November Field Landman Question of the Month

November 2015Articles The Rocky Mountain Landman

DAPL Member Justin Cage asked:

"I’ve recently read that if a state regulatory office considers a person’s work to be the 'unauthorized practice of law,' that person could be subject to criminal liability, court sanctions, and/or disciplinary action. What is considered the 'unauthorized practice of law' in Colorado and Wyoming? Where does work historically performed by landmen stop and 'practicing law' begin?"
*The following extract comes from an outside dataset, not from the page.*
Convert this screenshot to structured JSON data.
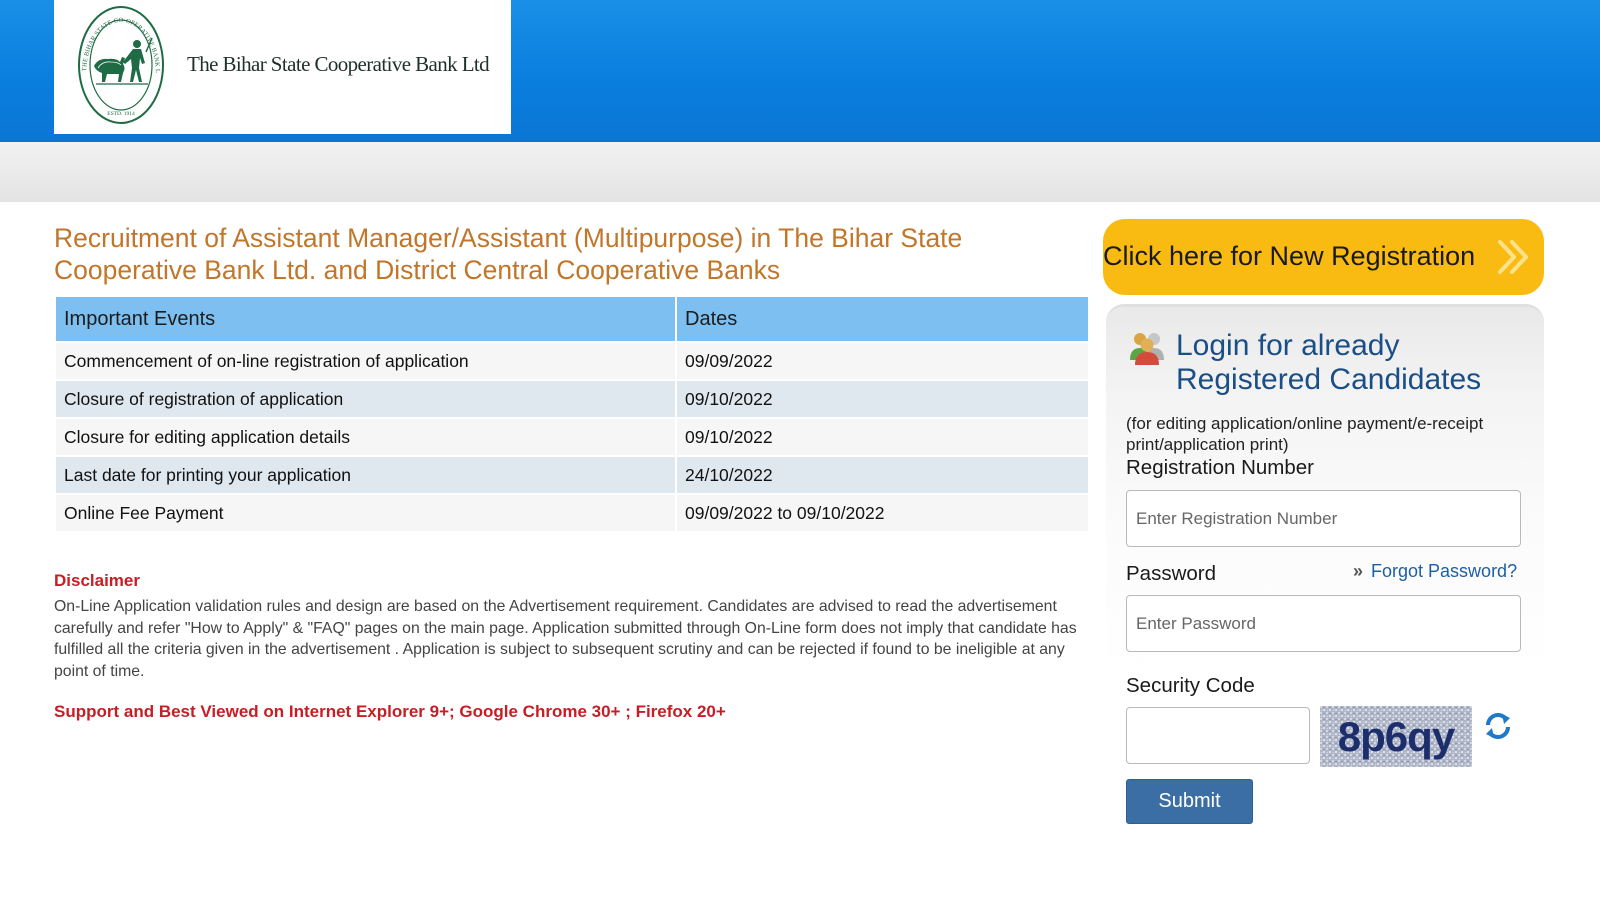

Unlike the legal profession, the landman profession is not subject to governmental ethical regulations. However, organizations like the American Association of Professional Landmen (“AAPL”) and affiliated local landmen associations impose their own voluntary regulation on the ethical duties of practicing landmen. AAPL Code of Ethics, Section 2 states that a Landman shall represent himself or herself to others “only in his areas of expertise and shall not represent himself to be skilled in professional areas in which he is not qualified.” A land professional “shall exercise the utmost good faith and loyalty to his employer (or client) and shall not act adversely or engage in any enterprise in conflict with (their) interest.”